Written and directed by Josh Parkhill, following the intimate and personal moments of French chef Blaise Durrant (Quentin Bruno) as he becomes an Egg Auteur and the evolution of Durrant’s culinary legacy, one thing becomes apparent—the only thing actually holding him back is a regional breakfast chain. Also starring: Frederic Fils-Aime, Michelle Narkiss, Amber Crawford and Timmy Walczak.
The parody of this film kicks off in fine form, it befits such a classically simple yet satisfying sense of humour, finding the silly in the over-serious. In a world where people do get obsessed over the smallest things, making the perfect egg is probably a more reasonable one but hearing Blaise (Bruno) talk about it in almost an existential manner is hugely enjoyable and funny. The writing as a whole is extremely well done, the timing is right where it should be and it does feel like it incorporates a genuine story progression to it, it’s not just one joke after another, it does follow a journey, even if a brief one. There’s also an unexpectedly sincere quality to it as it arrives in its final moments, it brings a sense of hope through Blaise’s attempt to find a use for his expertise and be appreciated for it; it’s a very strange combination of parody and sincerity but it works.
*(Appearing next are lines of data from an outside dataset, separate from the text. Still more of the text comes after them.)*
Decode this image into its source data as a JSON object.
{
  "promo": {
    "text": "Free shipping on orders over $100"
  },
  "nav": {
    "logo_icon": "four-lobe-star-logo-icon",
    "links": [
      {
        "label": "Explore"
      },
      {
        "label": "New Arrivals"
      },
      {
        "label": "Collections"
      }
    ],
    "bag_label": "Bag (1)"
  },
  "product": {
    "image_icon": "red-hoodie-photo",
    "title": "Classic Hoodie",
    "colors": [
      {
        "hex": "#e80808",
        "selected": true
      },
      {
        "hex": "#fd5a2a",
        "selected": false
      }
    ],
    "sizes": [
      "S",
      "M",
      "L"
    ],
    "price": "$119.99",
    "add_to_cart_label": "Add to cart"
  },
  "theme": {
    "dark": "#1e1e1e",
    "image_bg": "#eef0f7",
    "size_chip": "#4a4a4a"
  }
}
Bruno does a brilliant job as Blaise, it’s genuinely impressive how he manages to keep a straight face in spite of how ridiculous he sounds but it’s satisfying to watch how much seriousness he imparts in the role, not just with the dialogue but his mannerisms and body language. Fils-Aime is great support, his role is fairly simple but he adds a good presence for Bruno to play off of. Similarly with Narkiss, she helps push forward the story and bring in a more rational presence to offset Blaise’s obsession.
The direction really fits well into a mockumentary style, almost like What We Do in the Shadows or Best in Show, delving into the life of this character and getting up close and personal in his moments of triumph and tantrum. It also has a dash of reality TV to its style, in a positive way, with its mix of to camera and candid style content which successfully gets you to like this unorthodox and odd little character. You eventually can’t help but to respect his dedication, despite that it’s a parody, which is quite impressive.
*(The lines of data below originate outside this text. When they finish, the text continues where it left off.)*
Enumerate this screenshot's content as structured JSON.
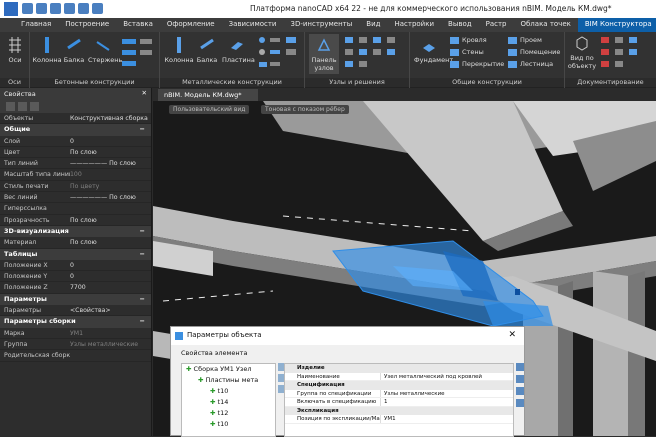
{
  "title": "Платформа nanoCAD x64 22 - не для коммерческого использования nBIM. Модель КМ.dwg*",
  "tabs": [
    "Главная",
    "Построение",
    "Вставка",
    "Оформление",
    "Зависимости",
    "3D-инструменты",
    "Вид",
    "Настройки",
    "Вывод",
    "Растр",
    "Облака точек",
    "BIM Конструктора"
  ],
  "ribbon": {
    "groups": {
      "axes": "Оси",
      "concrete": "Бетонные конструкции",
      "metal": "Металлические конструкции",
      "nodes": "Узлы и решения",
      "common": "Общие конструкции",
      "docs": "Документирование"
    },
    "buttons": {
      "axes": "Оси",
      "column": "Колонна",
      "beam": "Балка",
      "rod": "Стержень",
      "m_column": "Колонна",
      "m_beam": "Балка",
      "plate": "Пластина",
      "nodes_panel": "Панель узлов",
      "foundation": "Фундамент",
      "roof": "Кровля",
      "walls": "Стены",
      "floor": "Перекрытие",
      "opening": "Проем",
      "room": "Помещение",
      "stair": "Лестница",
      "view_by_object": "Вид по объекту"
    }
  },
  "properties": {
    "header": "Свойства",
    "object_label": "Объекты",
    "object_value": "Конструктивная сборка",
    "sections": [
      {
        "name": "Общие",
        "rows": [
          {
            "k": "Слой",
            "v": "0"
          },
          {
            "k": "Цвет",
            "v": "По слою"
          },
          {
            "k": "Тип линий",
            "v": "—————— По слою"
          },
          {
            "k": "Масштаб типа линий",
            "v": "100",
            "dim": true
          },
          {
            "k": "Стиль печати",
            "v": "По цвету",
            "dim": true
          },
          {
            "k": "Вес линий",
            "v": "—————— По слою"
          },
          {
            "k": "Гиперссылка",
            "v": ""
          },
          {
            "k": "Прозрачность",
            "v": "По слою"
          }
        ]
      },
      {
        "name": "3D-визуализация",
        "rows": [
          {
            "k": "Материал",
            "v": "По слою"
          }
        ]
      },
      {
        "name": "Таблицы",
        "rows": [
          {
            "k": "Положение X",
            "v": "0"
          },
          {
            "k": "Положение Y",
            "v": "0"
          },
          {
            "k": "Положение Z",
            "v": "7700"
          }
        ]
      },
      {
        "name": "Параметры",
        "rows": [
          {
            "k": "Параметры",
            "v": "<Свойства>"
          }
        ]
      },
      {
        "name": "Параметры сборки",
        "rows": [
          {
            "k": "Марка",
            "v": "УМ1",
            "dim": true
          },
          {
            "k": "Группа",
            "v": "Узлы металлические",
            "dim": true
          },
          {
            "k": "Родительская сборка",
            "v": ""
          }
        ]
      }
    ]
  },
  "document_tab": "nBIM. Модель КМ.dwg*",
  "viewport": {
    "view_label": "Пользовательский вид",
    "style_label": "Тоновая с показом рёбер"
  },
  "dialog": {
    "title": "Параметры объекта",
    "subtitle": "Свойства элемента",
    "tree": [
      {
        "label": "Сборка УМ1 Узел",
        "level": 0
      },
      {
        "label": "Пластины мета",
        "level": 1
      },
      {
        "label": "t10",
        "level": 2
      },
      {
        "label": "t14",
        "level": 2
      },
      {
        "label": "t12",
        "level": 2
      },
      {
        "label": "t10",
        "level": 2
      }
    ],
    "grid": [
      {
        "section": "Изделие"
      },
      {
        "k": "Наименование",
        "v": "Узел металлический под кровлей"
      },
      {
        "section": "Спецификация"
      },
      {
        "k": "Группа по спецификации",
        "v": "Узлы металлические"
      },
      {
        "k": "Включать в спецификацию",
        "v": "1"
      },
      {
        "section": "Экспликация"
      },
      {
        "k": "Позиция по экспликации/Марка",
        "v": "УМ1"
      }
    ]
  },
  "colors": {
    "accent": "#0d5fa8",
    "selection": "#2f8ee8"
  }
}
Egg on Your Face is funny, silly, well shot and edited, and an impressive first outing from Parkhill. The parody is out in full force right from the start and the writing creates brilliant timing, which is performed perfectly by Quentin Bruno in the lead role. The most surprising thing about it is that when it rounds its final corner, its resolution is both funny and yet hopeful, the score gives it an added sincerity that’s an unusual addition for this type of short film but unexpectedly works very well. It’s simply a well-made film all round and it will be very interesting to see where Parkhill goes from here.